Nosferatu a Venezia (1988) is a rare film which can successfully sustain claims of both total incompetence and artistic genius. Both claims have strong merit.
The ancient evil residing in the tomb might actually be the legendary vampire, Nosferatu (Klaus Kinski), to whom Professor Catalano has devoted his life’s study. Opening the tomb, the professor argues, would be unleashing too great an evil. He presents evidence supporting his claim:
Two hundred years prior to the present day, Nosferatu’s last known appearance occurred in Venice while a plague was overtaking the populace. Specifically, Nosferatu was last seen in the princess’s palatial manor and had given one of her ancestors the vampire’s kiss. Nosferatu disappeared thereafter, never having been seen again.
The princess is adamant. The family and the house are cursed, and the curse must be lifted. She schedules a séance at her home where a medium successfully summons Nosferatu from his slumber. Interestingly, it appears that during the séance, the ancestor of the princess channeled her spirit through the body of the princess. Nosferatu, in effect, must have been called back to the world of the living by his last victim who is also clearly in love with the creature. Shit is about to go from bad to worse.
facts, which are mostly corroborated by Luigi Cozzi, an assistant to the production, here (especially pages five and six). Given the production problems, it is unsurprising then that Nosferatu a Venezia appears disjointed and poorly-structured. The film is totally unengaging on an emotional level and extremely difficult to follow, despite a very simple narrative. Producer, and subsequent director, Augusto Caminito failed to make a film equal in praise to its predecessor, Werner Herzog’s masterful Nosferatu: Phantom der Nacht (1979). Instead, at its most superficial level, Nosferatu a Venezia is a travelogue of the beautiful city of Venice and of Klaus Kinski traversing its streets, alleys, and canals. In between the sequences of the city and of Kinski, some story unfolds. This is not say that there are not brilliant sequences which are very memorable.
Anyone who has had the pleasure of reading Klaus Kinski’s autobiography, Kinski Uncut, is well aware that Kinski quite enjoyed fucking or at the minimum, quite enjoyed writing about fucking in descriptive detail. Unfortunately, I could decipher little in its text about Nosferatu a Venezia, but the final act of the film seems as if it could have come from pages from his autobiography. Describing the final act, here, would be a disservice, but I hope that I have hinted towards its content sufficiently. The final act is ridiculous, over-the-top, and much like the final film, totally incompetent or artistically brilliant.

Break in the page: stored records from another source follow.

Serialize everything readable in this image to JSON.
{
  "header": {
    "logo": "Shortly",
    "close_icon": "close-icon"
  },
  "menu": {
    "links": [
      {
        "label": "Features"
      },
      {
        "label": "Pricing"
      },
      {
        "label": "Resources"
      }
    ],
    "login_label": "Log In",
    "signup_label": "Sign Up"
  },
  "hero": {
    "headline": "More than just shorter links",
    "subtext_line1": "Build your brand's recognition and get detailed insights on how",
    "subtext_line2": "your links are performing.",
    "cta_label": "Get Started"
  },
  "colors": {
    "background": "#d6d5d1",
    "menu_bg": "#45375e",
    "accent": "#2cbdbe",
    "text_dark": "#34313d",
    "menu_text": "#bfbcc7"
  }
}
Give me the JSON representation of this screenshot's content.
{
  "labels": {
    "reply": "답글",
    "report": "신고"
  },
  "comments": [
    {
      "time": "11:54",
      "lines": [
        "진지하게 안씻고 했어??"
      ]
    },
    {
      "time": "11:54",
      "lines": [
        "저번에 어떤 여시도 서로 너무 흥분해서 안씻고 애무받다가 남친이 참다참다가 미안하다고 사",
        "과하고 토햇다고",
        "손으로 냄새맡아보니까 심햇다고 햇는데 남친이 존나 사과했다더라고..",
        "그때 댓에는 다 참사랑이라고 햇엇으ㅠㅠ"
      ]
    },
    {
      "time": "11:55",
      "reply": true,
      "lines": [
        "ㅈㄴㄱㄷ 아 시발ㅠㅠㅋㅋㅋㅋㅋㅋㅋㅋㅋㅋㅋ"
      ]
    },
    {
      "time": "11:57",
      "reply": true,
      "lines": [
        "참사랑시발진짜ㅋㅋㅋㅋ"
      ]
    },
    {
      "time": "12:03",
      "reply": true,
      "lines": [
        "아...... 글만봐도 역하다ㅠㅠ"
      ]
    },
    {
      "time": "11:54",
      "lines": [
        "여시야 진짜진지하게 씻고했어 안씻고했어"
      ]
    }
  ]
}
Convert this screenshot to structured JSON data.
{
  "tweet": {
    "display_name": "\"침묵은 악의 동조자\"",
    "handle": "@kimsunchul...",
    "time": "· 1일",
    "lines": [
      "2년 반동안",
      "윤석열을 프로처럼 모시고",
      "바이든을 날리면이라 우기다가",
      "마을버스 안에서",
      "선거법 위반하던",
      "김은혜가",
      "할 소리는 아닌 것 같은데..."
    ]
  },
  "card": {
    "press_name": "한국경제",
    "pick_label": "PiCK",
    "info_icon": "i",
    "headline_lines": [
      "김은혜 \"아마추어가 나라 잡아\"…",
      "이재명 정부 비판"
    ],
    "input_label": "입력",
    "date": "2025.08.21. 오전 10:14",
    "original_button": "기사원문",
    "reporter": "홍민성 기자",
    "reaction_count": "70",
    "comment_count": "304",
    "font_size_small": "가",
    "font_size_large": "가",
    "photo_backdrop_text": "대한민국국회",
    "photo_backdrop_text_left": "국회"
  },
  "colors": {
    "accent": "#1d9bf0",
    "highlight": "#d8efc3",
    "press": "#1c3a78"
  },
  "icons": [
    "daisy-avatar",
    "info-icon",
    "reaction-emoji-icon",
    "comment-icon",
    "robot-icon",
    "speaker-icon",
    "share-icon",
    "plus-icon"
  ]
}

Nosferatu a Venezia has a DVD release from Germany, available here. It is well worth seeing, if you are a serious fan of the antiquities and curios of European cult cinema.